Repeat the entire listing exactly. Omit all pictures.

[[ RECORDS SUPPLIED, beginning ]]

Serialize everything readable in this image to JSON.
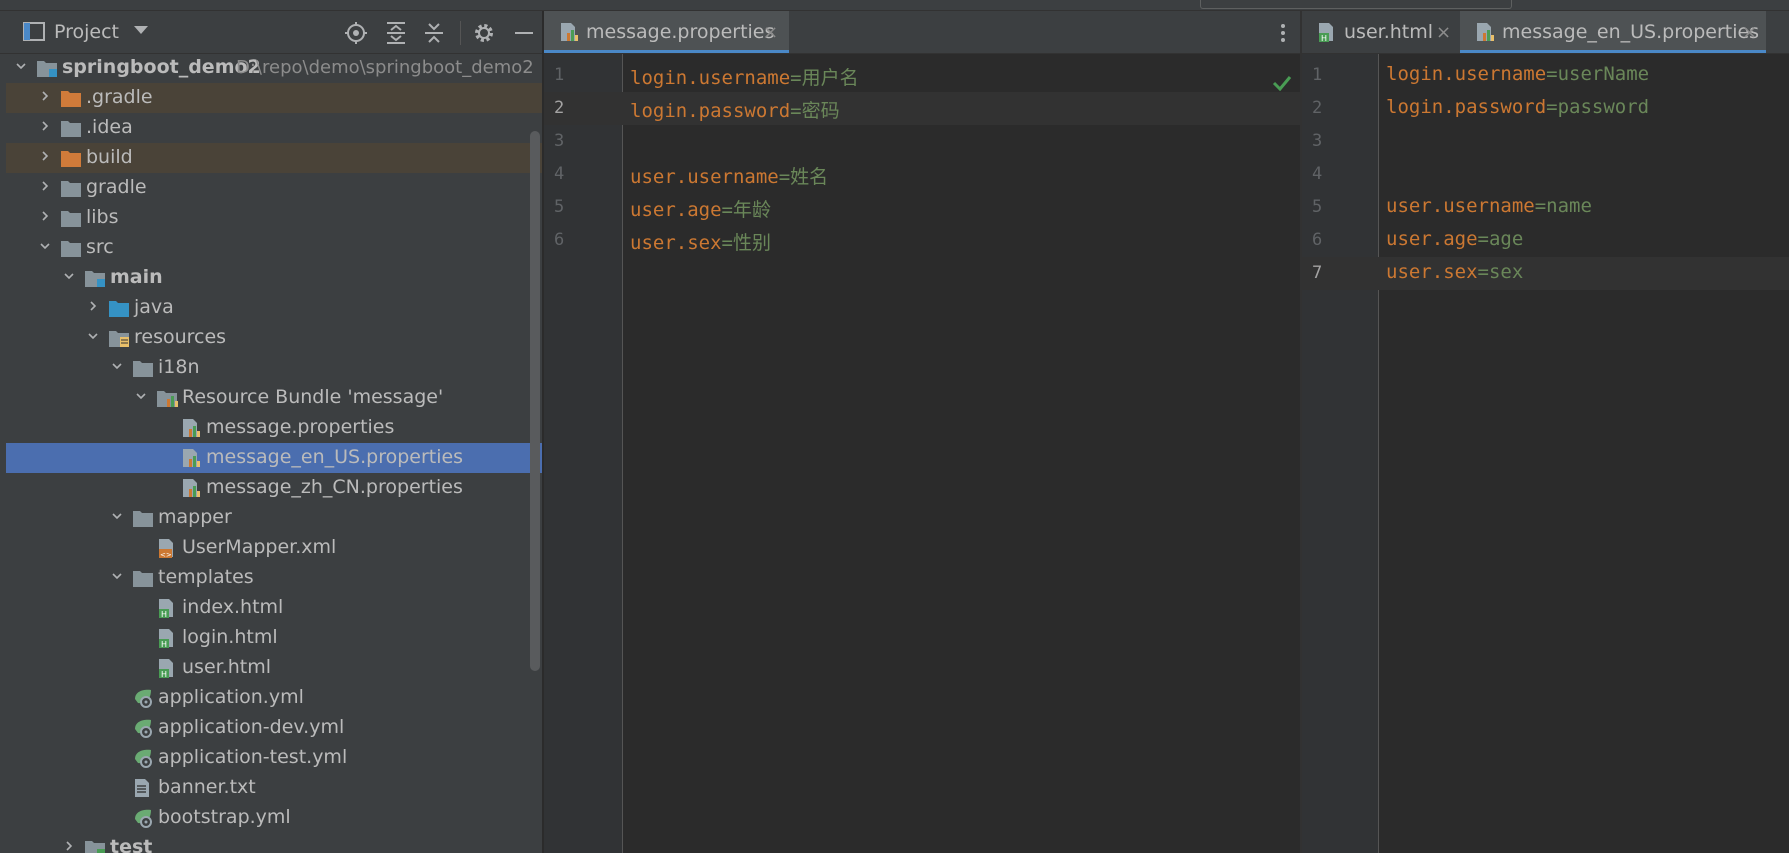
{
  "project_panel": {
    "title": "Project",
    "tree": [
      {
        "label": "springboot_demo2",
        "path": "D:\\repo\\demo\\springboot_demo2",
        "depth": 0,
        "expanded": true,
        "icon": "module-folder",
        "bold": true
      },
      {
        "label": ".gradle",
        "depth": 1,
        "expanded": false,
        "icon": "excluded-folder",
        "state": "ignored"
      },
      {
        "label": ".idea",
        "depth": 1,
        "expanded": false,
        "icon": "folder"
      },
      {
        "label": "build",
        "depth": 1,
        "expanded": false,
        "icon": "excluded-folder",
        "state": "ignored"
      },
      {
        "label": "gradle",
        "depth": 1,
        "expanded": false,
        "icon": "folder"
      },
      {
        "label": "libs",
        "depth": 1,
        "expanded": false,
        "icon": "folder"
      },
      {
        "label": "src",
        "depth": 1,
        "expanded": true,
        "icon": "folder"
      },
      {
        "label": "main",
        "depth": 2,
        "expanded": true,
        "icon": "source-root-folder",
        "bold": true
      },
      {
        "label": "java",
        "depth": 3,
        "expanded": false,
        "icon": "java-source-folder"
      },
      {
        "label": "resources",
        "depth": 3,
        "expanded": true,
        "icon": "resources-folder"
      },
      {
        "label": "i18n",
        "depth": 4,
        "expanded": true,
        "icon": "folder"
      },
      {
        "label": "Resource Bundle 'message'",
        "depth": 5,
        "expanded": true,
        "icon": "resource-bundle"
      },
      {
        "label": "message.properties",
        "depth": 6,
        "icon": "properties-file"
      },
      {
        "label": "message_en_US.properties",
        "depth": 6,
        "icon": "properties-file",
        "state": "selected"
      },
      {
        "label": "message_zh_CN.properties",
        "depth": 6,
        "icon": "properties-file"
      },
      {
        "label": "mapper",
        "depth": 4,
        "expanded": true,
        "icon": "folder"
      },
      {
        "label": "UserMapper.xml",
        "depth": 5,
        "icon": "xml-file"
      },
      {
        "label": "templates",
        "depth": 4,
        "expanded": true,
        "icon": "folder"
      },
      {
        "label": "index.html",
        "depth": 5,
        "icon": "html-file"
      },
      {
        "label": "login.html",
        "depth": 5,
        "icon": "html-file"
      },
      {
        "label": "user.html",
        "depth": 5,
        "icon": "html-file"
      },
      {
        "label": "application.yml",
        "depth": 4,
        "icon": "spring-yml-file"
      },
      {
        "label": "application-dev.yml",
        "depth": 4,
        "icon": "spring-yml-file"
      },
      {
        "label": "application-test.yml",
        "depth": 4,
        "icon": "spring-yml-file"
      },
      {
        "label": "banner.txt",
        "depth": 4,
        "icon": "text-file"
      },
      {
        "label": "bootstrap.yml",
        "depth": 4,
        "icon": "spring-yml-file"
      },
      {
        "label": "test",
        "depth": 2,
        "expanded": false,
        "icon": "test-folder",
        "bold": true
      }
    ],
    "toolbar_icons": [
      "locate-icon",
      "expand-all-icon",
      "collapse-all-icon",
      "gear-icon",
      "minimize-icon"
    ]
  },
  "left_editor": {
    "tabs": [
      {
        "label": "message.properties",
        "icon": "properties-file",
        "active": true,
        "close": "×"
      }
    ],
    "line_numbers": [
      "1",
      "2",
      "3",
      "4",
      "5",
      "6"
    ],
    "current_line": 2,
    "lines": [
      {
        "key": "login.username",
        "eq": "=",
        "value": "用户名"
      },
      {
        "key": "login.password",
        "eq": "=",
        "value": "密码"
      },
      {
        "key": "",
        "eq": "",
        "value": ""
      },
      {
        "key": "user.username",
        "eq": "=",
        "value": "姓名"
      },
      {
        "key": "user.age",
        "eq": "=",
        "value": "年龄"
      },
      {
        "key": "user.sex",
        "eq": "=",
        "value": "性别"
      }
    ]
  },
  "right_editor": {
    "tabs": [
      {
        "label": "user.html",
        "icon": "html-file",
        "active": false,
        "close": "×"
      },
      {
        "label": "message_en_US.properties",
        "icon": "properties-file",
        "active": true,
        "close": "×"
      }
    ],
    "line_numbers": [
      "1",
      "2",
      "3",
      "4",
      "5",
      "6",
      "7"
    ],
    "current_line": 7,
    "lines": [
      {
        "key": "login.username",
        "eq": "=",
        "value": "userName"
      },
      {
        "key": "login.password",
        "eq": "=",
        "value": "password"
      },
      {
        "key": "",
        "eq": "",
        "value": ""
      },
      {
        "key": "",
        "eq": "",
        "value": ""
      },
      {
        "key": "user.username",
        "eq": "=",
        "value": "name"
      },
      {
        "key": "user.age",
        "eq": "=",
        "value": "age"
      },
      {
        "key": "user.sex",
        "eq": "=",
        "value": "sex"
      }
    ]
  },
  "colors": {
    "key": "#cc7832",
    "value": "#6a8759",
    "selection": "#4b6eaf",
    "ignored": "#4a4338",
    "accent": "#4a88c7",
    "check": "#499c54"
  }
}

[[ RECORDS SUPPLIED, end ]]

SOLUTION:
Serialize everything readable in this image to JSON.
{
  "project_panel": {
    "title": "Project",
    "tree": [
      {
        "label": "springboot_demo2",
        "path": "D:\\repo\\demo\\springboot_demo2",
        "depth": 0,
        "expanded": true,
        "icon": "module-folder",
        "bold": true
      },
      {
        "label": ".gradle",
        "depth": 1,
        "expanded": false,
        "icon": "excluded-folder",
        "state": "ignored"
      },
      {
        "label": ".idea",
        "depth": 1,
        "expanded": false,
        "icon": "folder"
      },
      {
        "label": "build",
        "depth": 1,
        "expanded": false,
        "icon": "excluded-folder",
        "state": "ignored"
      },
      {
        "label": "gradle",
        "depth": 1,
        "expanded": false,
        "icon": "folder"
      },
      {
        "label": "libs",
        "depth": 1,
        "expanded": false,
        "icon": "folder"
      },
      {
        "label": "src",
        "depth": 1,
        "expanded": true,
        "icon": "folder"
      },
      {
        "label": "main",
        "depth": 2,
        "expanded": true,
        "icon": "source-root-folder",
        "bold": true
      },
      {
        "label": "java",
        "depth": 3,
        "expanded": false,
        "icon": "java-source-folder"
      },
      {
        "label": "resources",
        "depth": 3,
        "expanded": true,
        "icon": "resources-folder"
      },
      {
        "label": "i18n",
        "depth": 4,
        "expanded": true,
        "icon": "folder"
      },
      {
        "label": "Resource Bundle 'message'",
        "depth": 5,
        "expanded": true,
        "icon": "resource-bundle"
      },
      {
        "label": "message.properties",
        "depth": 6,
        "icon": "properties-file"
      },
      {
        "label": "message_en_US.properties",
        "depth": 6,
        "icon": "properties-file",
        "state": "selected"
      },
      {
        "label": "message_zh_CN.properties",
        "depth": 6,
        "icon": "properties-file"
      },
      {
        "label": "mapper",
        "depth": 4,
        "expanded": true,
        "icon": "folder"
      },
      {
        "label": "UserMapper.xml",
        "depth": 5,
        "icon": "xml-file"
      },
      {
        "label": "templates",
        "depth": 4,
        "expanded": true,
        "icon": "folder"
      },
      {
        "label": "index.html",
        "depth": 5,
        "icon": "html-file"
      },
      {
        "label": "login.html",
        "depth": 5,
        "icon": "html-file"
      },
      {
        "label": "user.html",
        "depth": 5,
        "icon": "html-file"
      },
      {
        "label": "application.yml",
        "depth": 4,
        "icon": "spring-yml-file"
      },
      {
        "label": "application-dev.yml",
        "depth": 4,
        "icon": "spring-yml-file"
      },
      {
        "label": "application-test.yml",
        "depth": 4,
        "icon": "spring-yml-file"
      },
      {
        "label": "banner.txt",
        "depth": 4,
        "icon": "text-file"
      },
      {
        "label": "bootstrap.yml",
        "depth": 4,
        "icon": "spring-yml-file"
      },
      {
        "label": "test",
        "depth": 2,
        "expanded": false,
        "icon": "test-folder",
        "bold": true
      }
    ],
    "toolbar_icons": [
      "locate-icon",
      "expand-all-icon",
      "collapse-all-icon",
      "gear-icon",
      "minimize-icon"
    ]
  },
  "left_editor": {
    "tabs": [
      {
        "label": "message.properties",
        "icon": "properties-file",
        "active": true,
        "close": "×"
      }
    ],
    "line_numbers": [
      "1",
      "2",
      "3",
      "4",
      "5",
      "6"
    ],
    "current_line": 2,
    "lines": [
      {
        "key": "login.username",
        "eq": "=",
        "value": "用户名"
      },
      {
        "key": "login.password",
        "eq": "=",
        "value": "密码"
      },
      {
        "key": "",
        "eq": "",
        "value": ""
      },
      {
        "key": "user.username",
        "eq": "=",
        "value": "姓名"
      },
      {
        "key": "user.age",
        "eq": "=",
        "value": "年龄"
      },
      {
        "key": "user.sex",
        "eq": "=",
        "value": "性别"
      }
    ]
  },
  "right_editor": {
    "tabs": [
      {
        "label": "user.html",
        "icon": "html-file",
        "active": false,
        "close": "×"
      },
      {
        "label": "message_en_US.properties",
        "icon": "properties-file",
        "active": true,
        "close": "×"
      }
    ],
    "line_numbers": [
      "1",
      "2",
      "3",
      "4",
      "5",
      "6",
      "7"
    ],
    "current_line": 7,
    "lines": [
      {
        "key": "login.username",
        "eq": "=",
        "value": "userName"
      },
      {
        "key": "login.password",
        "eq": "=",
        "value": "password"
      },
      {
        "key": "",
        "eq": "",
        "value": ""
      },
      {
        "key": "",
        "eq": "",
        "value": ""
      },
      {
        "key": "user.username",
        "eq": "=",
        "value": "name"
      },
      {
        "key": "user.age",
        "eq": "=",
        "value": "age"
      },
      {
        "key": "user.sex",
        "eq": "=",
        "value": "sex"
      }
    ]
  },
  "colors": {
    "key": "#cc7832",
    "value": "#6a8759",
    "selection": "#4b6eaf",
    "ignored": "#4a4338",
    "accent": "#4a88c7",
    "check": "#499c54"
  }
}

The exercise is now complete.